The body, with its different states -the solids, liquids and gases- is attached to this life that opens and closes. The body goes through tucks, troughs and trenches. It constricts, creases, fastens, unfastens, unravels, surges, spills over. It participates in the dual and dynamic possibility of constriction and release. The pulse of life, its tone, wholeheartedly plays between conflict and resolution. In cries, in chuckles and in screams, the inner docks -stiff before the storm- loosen and unleash. As it is with sweat, with blush and with moods.

The four pieces that comprise this exhibit focus on the physical realities of a volcano and take its body and its changes as its central narrative. But the attention of the public is not summoned at the critical moment of eruption but on its previous intervals, the subsequent deluge to its undoing. There are no eruptions without certain initial conditions: the swell, a limit, the surge. From the first tremors to the last haze the volcano tells us its rupture, its breach.

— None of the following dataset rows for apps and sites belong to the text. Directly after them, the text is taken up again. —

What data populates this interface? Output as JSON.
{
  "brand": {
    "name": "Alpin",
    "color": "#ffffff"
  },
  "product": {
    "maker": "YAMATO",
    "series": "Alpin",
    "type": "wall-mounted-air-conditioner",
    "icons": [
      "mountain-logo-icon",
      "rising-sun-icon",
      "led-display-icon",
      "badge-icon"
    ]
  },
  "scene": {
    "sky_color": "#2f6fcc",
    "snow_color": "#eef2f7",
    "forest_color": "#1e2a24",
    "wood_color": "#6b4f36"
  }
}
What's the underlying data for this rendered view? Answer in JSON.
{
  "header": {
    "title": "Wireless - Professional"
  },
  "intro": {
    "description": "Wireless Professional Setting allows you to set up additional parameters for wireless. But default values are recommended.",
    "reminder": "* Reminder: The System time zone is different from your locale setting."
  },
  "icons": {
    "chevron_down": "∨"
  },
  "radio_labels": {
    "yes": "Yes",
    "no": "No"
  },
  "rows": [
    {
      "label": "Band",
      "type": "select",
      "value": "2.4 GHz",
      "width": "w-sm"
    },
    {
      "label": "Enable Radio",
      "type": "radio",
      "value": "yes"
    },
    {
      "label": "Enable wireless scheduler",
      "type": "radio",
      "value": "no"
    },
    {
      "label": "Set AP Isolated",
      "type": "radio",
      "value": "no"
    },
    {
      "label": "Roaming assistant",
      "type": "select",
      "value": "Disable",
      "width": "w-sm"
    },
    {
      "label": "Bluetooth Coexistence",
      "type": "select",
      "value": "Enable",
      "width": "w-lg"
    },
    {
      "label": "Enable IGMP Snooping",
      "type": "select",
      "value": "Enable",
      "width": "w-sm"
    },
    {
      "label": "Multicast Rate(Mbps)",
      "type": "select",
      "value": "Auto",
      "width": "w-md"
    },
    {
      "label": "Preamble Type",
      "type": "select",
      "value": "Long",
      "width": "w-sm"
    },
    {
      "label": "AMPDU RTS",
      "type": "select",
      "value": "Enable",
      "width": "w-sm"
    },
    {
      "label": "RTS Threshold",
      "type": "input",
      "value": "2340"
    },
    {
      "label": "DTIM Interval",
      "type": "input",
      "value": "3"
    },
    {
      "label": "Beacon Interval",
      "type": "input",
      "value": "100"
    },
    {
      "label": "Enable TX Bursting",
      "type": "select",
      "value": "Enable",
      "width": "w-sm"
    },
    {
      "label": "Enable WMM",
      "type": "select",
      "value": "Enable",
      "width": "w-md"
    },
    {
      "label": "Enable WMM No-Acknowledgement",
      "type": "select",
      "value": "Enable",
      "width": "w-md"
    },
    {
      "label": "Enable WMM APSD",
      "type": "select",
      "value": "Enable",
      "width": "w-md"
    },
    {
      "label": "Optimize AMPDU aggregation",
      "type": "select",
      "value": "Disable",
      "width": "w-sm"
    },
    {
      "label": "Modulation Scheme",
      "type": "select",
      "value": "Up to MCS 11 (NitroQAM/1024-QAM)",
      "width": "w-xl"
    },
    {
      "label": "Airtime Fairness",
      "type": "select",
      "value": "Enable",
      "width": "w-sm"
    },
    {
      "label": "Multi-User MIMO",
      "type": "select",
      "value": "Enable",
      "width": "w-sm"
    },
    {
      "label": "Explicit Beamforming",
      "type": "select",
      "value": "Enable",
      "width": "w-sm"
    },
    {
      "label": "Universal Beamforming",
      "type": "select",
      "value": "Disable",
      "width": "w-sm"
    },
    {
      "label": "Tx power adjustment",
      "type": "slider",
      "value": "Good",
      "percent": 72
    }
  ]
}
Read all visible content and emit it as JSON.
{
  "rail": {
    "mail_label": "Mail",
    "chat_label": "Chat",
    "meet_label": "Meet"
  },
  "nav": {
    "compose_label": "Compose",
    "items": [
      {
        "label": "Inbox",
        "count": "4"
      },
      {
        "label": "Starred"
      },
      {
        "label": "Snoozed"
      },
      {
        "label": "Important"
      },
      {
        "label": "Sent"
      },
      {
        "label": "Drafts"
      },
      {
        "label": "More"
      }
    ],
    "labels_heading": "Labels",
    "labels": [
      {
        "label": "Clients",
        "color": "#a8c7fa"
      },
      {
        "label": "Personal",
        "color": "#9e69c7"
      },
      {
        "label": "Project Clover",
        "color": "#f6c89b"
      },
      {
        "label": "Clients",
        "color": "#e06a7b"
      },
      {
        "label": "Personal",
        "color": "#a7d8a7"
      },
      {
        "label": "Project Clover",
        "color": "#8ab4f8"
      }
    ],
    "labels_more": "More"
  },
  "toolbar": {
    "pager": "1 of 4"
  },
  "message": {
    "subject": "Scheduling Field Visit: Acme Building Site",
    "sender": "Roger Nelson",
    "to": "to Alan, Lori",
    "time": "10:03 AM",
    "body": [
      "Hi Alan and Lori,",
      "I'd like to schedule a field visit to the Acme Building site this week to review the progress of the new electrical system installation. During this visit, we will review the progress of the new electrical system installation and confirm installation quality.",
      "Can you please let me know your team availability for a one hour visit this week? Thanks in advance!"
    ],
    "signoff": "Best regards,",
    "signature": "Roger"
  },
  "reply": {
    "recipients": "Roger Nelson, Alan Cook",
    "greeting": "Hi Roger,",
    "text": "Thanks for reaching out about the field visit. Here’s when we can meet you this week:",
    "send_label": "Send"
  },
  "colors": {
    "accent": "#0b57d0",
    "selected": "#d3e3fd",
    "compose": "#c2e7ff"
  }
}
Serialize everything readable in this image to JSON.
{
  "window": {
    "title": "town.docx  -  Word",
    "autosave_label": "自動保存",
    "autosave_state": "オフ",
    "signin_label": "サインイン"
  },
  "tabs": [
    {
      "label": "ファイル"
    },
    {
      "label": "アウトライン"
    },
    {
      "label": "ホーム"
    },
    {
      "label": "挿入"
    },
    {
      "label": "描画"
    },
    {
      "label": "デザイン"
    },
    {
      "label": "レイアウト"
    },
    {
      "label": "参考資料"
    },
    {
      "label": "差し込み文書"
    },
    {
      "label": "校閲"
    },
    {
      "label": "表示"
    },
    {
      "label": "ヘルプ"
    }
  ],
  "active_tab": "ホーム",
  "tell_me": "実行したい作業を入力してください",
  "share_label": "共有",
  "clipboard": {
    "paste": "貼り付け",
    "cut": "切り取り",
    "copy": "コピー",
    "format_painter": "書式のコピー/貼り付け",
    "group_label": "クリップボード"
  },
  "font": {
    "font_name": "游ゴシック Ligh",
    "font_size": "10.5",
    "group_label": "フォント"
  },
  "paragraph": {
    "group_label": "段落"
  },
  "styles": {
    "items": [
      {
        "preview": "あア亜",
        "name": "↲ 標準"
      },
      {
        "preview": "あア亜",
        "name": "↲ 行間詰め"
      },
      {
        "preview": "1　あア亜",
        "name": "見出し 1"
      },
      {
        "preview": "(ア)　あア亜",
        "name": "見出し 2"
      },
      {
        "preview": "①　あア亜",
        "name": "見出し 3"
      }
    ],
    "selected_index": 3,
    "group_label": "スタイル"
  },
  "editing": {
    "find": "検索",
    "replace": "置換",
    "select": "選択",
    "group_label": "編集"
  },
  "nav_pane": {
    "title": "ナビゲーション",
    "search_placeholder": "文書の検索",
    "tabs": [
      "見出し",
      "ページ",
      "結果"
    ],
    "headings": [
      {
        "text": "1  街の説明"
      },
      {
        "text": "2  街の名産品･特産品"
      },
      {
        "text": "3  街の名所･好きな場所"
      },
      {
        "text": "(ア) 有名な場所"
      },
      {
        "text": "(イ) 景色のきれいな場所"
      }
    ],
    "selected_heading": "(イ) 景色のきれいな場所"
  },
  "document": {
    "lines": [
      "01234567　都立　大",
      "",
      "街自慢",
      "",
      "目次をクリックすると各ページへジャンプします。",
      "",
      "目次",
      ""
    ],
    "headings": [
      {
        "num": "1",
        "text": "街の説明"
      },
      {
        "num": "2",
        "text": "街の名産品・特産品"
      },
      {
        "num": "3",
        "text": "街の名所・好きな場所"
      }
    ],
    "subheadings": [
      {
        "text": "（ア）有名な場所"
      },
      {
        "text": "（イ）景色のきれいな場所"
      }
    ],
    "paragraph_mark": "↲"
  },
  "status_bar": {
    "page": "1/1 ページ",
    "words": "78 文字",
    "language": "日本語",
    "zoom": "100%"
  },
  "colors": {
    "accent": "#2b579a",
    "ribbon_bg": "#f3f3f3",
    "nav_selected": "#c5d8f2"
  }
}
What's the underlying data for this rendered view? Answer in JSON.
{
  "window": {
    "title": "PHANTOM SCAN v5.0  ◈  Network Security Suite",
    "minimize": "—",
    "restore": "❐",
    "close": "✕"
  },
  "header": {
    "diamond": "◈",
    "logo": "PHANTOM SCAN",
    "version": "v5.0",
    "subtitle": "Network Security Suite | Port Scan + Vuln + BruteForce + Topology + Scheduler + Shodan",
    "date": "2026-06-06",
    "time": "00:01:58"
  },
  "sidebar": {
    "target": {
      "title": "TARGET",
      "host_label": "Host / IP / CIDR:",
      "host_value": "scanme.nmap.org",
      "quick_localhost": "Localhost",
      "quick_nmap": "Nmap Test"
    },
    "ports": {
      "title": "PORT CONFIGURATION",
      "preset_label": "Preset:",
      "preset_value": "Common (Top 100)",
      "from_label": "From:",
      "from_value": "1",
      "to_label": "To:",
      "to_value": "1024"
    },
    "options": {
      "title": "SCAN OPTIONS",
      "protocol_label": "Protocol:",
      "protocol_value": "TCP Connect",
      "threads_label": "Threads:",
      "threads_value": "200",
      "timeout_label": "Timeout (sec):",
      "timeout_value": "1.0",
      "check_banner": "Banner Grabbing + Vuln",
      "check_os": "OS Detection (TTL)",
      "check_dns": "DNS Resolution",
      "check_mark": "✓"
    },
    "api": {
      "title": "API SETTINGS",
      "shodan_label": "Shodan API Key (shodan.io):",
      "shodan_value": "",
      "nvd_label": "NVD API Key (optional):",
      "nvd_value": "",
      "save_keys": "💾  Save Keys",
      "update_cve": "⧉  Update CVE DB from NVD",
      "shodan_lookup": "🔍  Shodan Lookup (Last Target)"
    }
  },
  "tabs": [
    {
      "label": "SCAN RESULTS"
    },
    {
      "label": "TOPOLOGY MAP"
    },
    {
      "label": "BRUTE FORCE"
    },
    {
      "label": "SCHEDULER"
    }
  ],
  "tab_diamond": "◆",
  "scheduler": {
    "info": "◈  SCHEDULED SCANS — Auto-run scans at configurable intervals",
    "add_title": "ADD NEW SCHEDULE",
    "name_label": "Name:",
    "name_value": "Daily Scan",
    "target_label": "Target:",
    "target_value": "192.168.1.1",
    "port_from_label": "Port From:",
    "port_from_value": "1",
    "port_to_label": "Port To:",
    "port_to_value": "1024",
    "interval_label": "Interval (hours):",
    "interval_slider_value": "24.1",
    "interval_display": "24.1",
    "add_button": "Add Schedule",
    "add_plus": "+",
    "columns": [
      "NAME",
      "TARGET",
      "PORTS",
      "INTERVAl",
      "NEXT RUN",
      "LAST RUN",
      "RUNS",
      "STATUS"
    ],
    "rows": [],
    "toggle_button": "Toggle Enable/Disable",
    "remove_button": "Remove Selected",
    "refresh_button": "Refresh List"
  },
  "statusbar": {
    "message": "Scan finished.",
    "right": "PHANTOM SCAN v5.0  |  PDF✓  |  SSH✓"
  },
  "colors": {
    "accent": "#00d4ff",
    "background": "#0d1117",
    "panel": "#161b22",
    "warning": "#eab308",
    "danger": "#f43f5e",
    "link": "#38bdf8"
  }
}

Florencia Guillen had already pondered upon these explosions in previous works: for example tremendous blasts -outstanding- that she contained in small forms, bound, controlled, condensing these massive events. Or as well as drawings of atomic bombs, distorted by broken glass. But now the image of the volcano is not only taken in order to narrate that-which-itself-exceeds but rather it moves away from the actual moment of the blast to concentrate, on one hand, in this precedent zone, full of nuances that is the proximity of thunder, and on the other hand, in the remnants that are almost insignificant -in the smoke- of the aftermath, of the atmosphere, already empty and clean.

The piece Ordenamiento de Fuerzas puts us in the eminence of catastrophe: it is the warning of disaster. But it is a disaster that does not arrive nor does it resolve itself. It leaves us suspended in this caveat. Already in visual poetry we are in the presence of the rise and flow of these inner borders: "before becoming magma I was rock, today I slightly stagger and I do not know where to hold on to." This fluid state -between what is solid and what is liquid- ascends, rises with pain, scraping the walls and finally ending with an explosion. The previous pieces offer us the smoke of the aftermath as gifts. Rene Char said: "Over there everything is smoke. Where there is smoke there is change."

Bernardo Garcia, February 2016.

Museum hours: Monday to Saturday 10:00 am to 5:30pm
Gold and Pottery Galleries: Monday - Friday 10:00am to 4:30pm